- 1 tablespoon honey
- Juice of 1 lime
- A few dashes hot sauce
- 1 jicama, peeled and cut into matchsticks
- 1 red onion, sliced
- 2 carrots, peeled and cut into matchsticks
While rice is cooking, place another pot over medium heat with 1 turn of the pan of EVOO, onion, garlic, jalapeño, salt and ground black pepper. Cook until tender, about 3-4 minutes. Stir in cumin and cook about 1 minute then add tomatoes and beans, and heat through, about 2 minutes. Keep warm until the rice is ready.
When everything is ready, lay down the tortillas and divide the cheese evenly between them. Divide the rice and beans between the tortillas as well as the lettuce, tomatoes, scallions and cilantro. Roll up each burrito.
The Ultimate Chili Allrecipes
- 1 pound lean ground beef
- salt and pepper to taste
- 3 (15 ounce) cans dark red kidney beans
- 3 (14.5 ounce) cans Mexican-style stewed tomatoes
- 2 stalks celery, chopped
- 1 red bell pepper, chopped
- 1/4 cup red wine vinegar
- 2 tablespoons chili powder
- 1 teaspoon ground cumin
- 1 teaspoon dried parsley
- 1 teaspoon dried basil
- 1 dash Worcestershire sauce
- 1/2 cup red wine
- In a large skillet over medium-high heat, cook ground beef until evenly browned. Drain off grease, and season to taste with salt and pepper.
- In a slow cooker, combine the cooked beef, kidney beans, tomatoes, celery, red bell pepper, and red wine vinegar. Season with chili powder, cumin, parsley, basil and Worcestershire sauce.
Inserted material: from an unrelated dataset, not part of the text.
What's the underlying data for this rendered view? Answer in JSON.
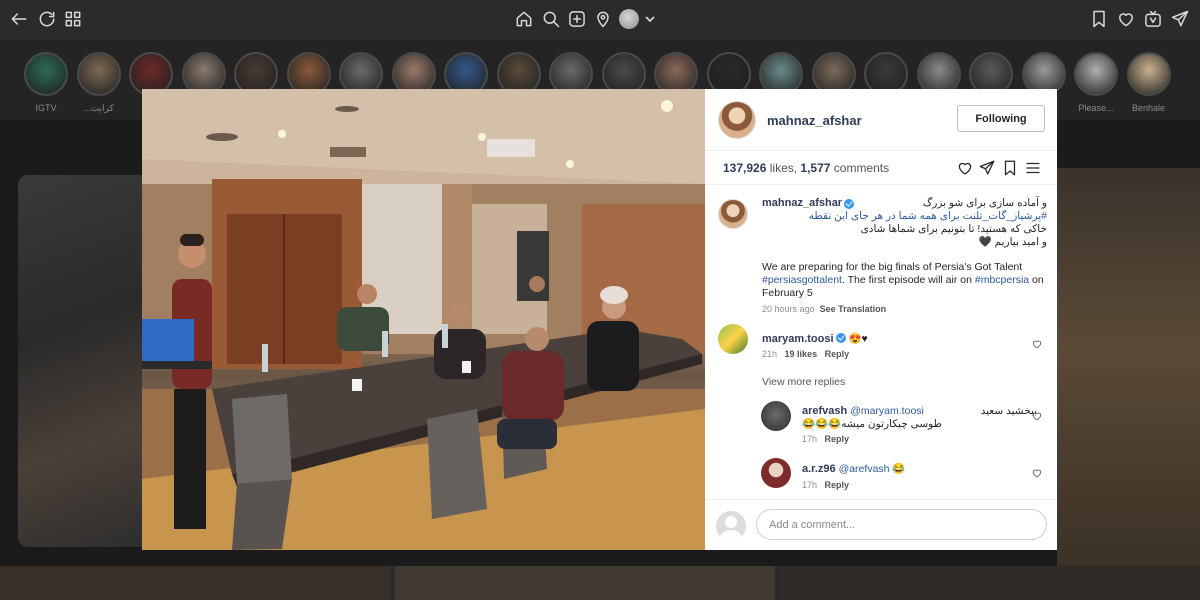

Stir to distribute ingredients evenly.
- Cook on High for 6 hours, or on Low for 8 hours. Pour in the wine during the last 2 hours.